AR: For indoor shows, buy a cart to carry your stuff from you car. They're like $30 at Harbor Freight and worth every penny.
When it comes to displays, lighter is nicer if you can get away with it. I used to have these heavy wooden shelves that I would bring, and they were awesome to look at but took up most of my car and weighed a ton. I’ve switched them all out for grid walls and wire, which doesn't work for everyone but works great for me.
Oh and zip ties, always have zip ties. They're good for everything.
SP: There's definitely a lot of trial and error involved in display!

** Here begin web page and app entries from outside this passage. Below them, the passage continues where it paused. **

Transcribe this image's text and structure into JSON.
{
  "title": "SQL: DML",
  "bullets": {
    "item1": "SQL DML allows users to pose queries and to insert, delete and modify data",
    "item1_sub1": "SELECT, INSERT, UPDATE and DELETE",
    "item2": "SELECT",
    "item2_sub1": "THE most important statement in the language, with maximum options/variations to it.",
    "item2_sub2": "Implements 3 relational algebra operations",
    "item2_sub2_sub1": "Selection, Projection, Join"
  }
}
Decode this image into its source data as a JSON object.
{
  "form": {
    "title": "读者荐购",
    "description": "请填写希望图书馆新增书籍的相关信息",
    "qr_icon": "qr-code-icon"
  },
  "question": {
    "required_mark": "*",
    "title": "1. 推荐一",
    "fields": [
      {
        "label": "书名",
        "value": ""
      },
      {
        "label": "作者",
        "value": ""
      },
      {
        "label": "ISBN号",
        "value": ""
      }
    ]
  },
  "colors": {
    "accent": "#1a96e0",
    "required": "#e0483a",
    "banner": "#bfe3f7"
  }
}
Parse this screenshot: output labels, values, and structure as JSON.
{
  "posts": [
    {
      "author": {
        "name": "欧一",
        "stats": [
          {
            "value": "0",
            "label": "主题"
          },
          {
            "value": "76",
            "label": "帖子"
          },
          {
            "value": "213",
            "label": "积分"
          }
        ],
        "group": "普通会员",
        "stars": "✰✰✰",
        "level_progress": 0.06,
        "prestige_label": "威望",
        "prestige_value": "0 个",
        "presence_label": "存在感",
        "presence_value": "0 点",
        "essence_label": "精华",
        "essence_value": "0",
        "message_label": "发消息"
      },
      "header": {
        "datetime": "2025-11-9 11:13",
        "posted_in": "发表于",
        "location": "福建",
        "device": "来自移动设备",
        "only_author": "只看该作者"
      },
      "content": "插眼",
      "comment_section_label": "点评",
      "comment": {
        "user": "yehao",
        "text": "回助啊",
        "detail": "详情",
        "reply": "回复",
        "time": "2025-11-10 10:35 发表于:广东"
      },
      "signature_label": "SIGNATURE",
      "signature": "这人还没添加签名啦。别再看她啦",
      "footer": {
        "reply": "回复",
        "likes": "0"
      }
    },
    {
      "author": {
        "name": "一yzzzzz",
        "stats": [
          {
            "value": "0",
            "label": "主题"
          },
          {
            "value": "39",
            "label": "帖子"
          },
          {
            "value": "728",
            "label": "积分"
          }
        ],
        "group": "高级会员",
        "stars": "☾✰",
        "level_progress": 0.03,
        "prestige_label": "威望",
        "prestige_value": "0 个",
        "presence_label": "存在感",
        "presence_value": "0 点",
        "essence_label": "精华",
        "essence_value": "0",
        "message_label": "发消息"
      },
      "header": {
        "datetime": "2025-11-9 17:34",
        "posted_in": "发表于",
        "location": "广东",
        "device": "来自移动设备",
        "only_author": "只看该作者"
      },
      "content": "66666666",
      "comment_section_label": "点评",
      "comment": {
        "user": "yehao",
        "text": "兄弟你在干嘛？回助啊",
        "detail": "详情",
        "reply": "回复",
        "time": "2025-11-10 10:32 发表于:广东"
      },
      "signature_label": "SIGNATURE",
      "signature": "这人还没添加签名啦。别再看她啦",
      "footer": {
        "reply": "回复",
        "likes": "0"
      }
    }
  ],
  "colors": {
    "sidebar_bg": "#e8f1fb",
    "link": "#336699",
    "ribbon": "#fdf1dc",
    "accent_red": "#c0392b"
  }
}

IMI artists do SUCH a good job!
AR: I’ve also learned that sometimes it’s good to only have one or two examples of each piece out at a time - it makes people think that’s all you have left, and they'll be more likely to buy right then.
Doing shows all year vs just a few shows a year is like night and day. My displays for my crocheted stuff was so sad because I didn't want to invest in a display I would maybe use once or twice.
Oh, also do not be afraid of your neighbors - everyone is nice, and if you do shows alone like me, you need to make friends so you can get bathroom breaks.
And always have like 3 card readers, one of them will stop working at least once during the year.
SP: What is your favorite thing about being a part of the I Made It! Market community?
AR: I would say the diversity. I also like the idea of repurposed venues like the vacant retail storefront IMI uses, I know that’s unique to IMI. We don't do stuff like that in Cleveland.
It gives the space new life, and you get to be in areas where there wouldn't normally be a cache of handmade and local items.
SP: What’s the funniest thing you’ve ever overheard or funniest interaction you've ever had at a show?
AR: Making what I make, I get a lot of weird questions from people. I wish people would stop asking me to make a Trump doll. It’s the most uncomfortable thing to deal with. I never know why they're asking, supporter or detractor, and I just smile and end up mumbling at them. This happens multiple times at every show.
SP: Do you have anything about yourself or your business that you'd like to add?
AR: No, just that I look forward to seeing everyone at future events and thank you to you and Carrie and everyone at IMI for being awesome!
We can’t wait for Ashley to join us again - in the meantime, you can shop at www.thecuddlecult.com with free shipping on orders $25 and over - use the code IMILOVE. Find her on Instagram @TheCuddleCult, on Facebook, and on Twitter @the_cuddlecult!